Kate Heffner, an English teach who directs the school’s musicals, first ran into trouble early in the year, when she tried to order costumes from the school’s regular supplier. There were none. And Robert Schramm, owner of Chicago’s Broadway Costumes Inc., was reluctant to begin such a labor-intensive project. The unitards needed to be painted by hand and then set with a special heating process so the colors wouldn’t bleed. The constant crawling would result in a lot of wear and tear, resulting in expensive and frequent replacements. And each wig would need to be shaped and sprayed as they were being made.
Because the school was a regular customer, Mr. Schramm finally relented. The company made 68 costumes and wigs for the regular price of about $10,000.
The costumes are a sensitive issue for the students. The unitards are skin-tight and although made of a heavy material, they show virtually every lump and bump on the body. Miss Heffner says some of the girls were dismayed when they tried on their costumes for the first time, but they were quickly comforted when she reminded them that their bathing suits were likely far more revealing.

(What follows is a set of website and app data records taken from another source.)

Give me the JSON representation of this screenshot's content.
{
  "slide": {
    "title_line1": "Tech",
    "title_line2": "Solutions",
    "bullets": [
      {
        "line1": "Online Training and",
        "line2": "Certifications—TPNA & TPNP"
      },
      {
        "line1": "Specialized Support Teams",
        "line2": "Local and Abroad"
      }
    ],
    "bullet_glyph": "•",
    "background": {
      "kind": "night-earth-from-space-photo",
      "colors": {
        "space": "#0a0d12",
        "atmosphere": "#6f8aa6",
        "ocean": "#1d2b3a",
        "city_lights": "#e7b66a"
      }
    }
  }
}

Dressed in a black unitard and studded belt, Aaron Trasatt thrusts his hips forward and twirls his tail as Rum Tum Tugger, the cat clan’s equivalent of Don Juan. Of his skin-tight costume, “it just fits — to say the least,” the 17-year-old junior says with a chuckle.
The set provided another series of headaches. Unlike typical shows in which students and teachers scavenge props from their homes, the entire junkyard set at Schuylkill Valley had to be built from scratch, mostly with plywood and 2-by-4s. Everything in the junkyard setting had to be made to a scale of about four times the normal size — from crumpled soda cans to trash bags to an old tire.
And then there was Grizabella’s ascension at the end of the show. Unlike the Broadway theater, cutting a hole in the school’s roof wasn’t an option. The school improvised with a hand-operated hydraulic lift that raises senior Katie Scheidt 4 feet above a 4-foot-high platform.
Despite the hassles, schools that have performed “Cats” so far are pleased with the outcome. In addition to the physical conditioning, students say they have become more creative and observant of physical movement.
At Dominican High School in Wisconsin, the students also are learning a lesson in business: The school, which made its own costumes, hopes to recoup some of the expense by renting them out to other schools.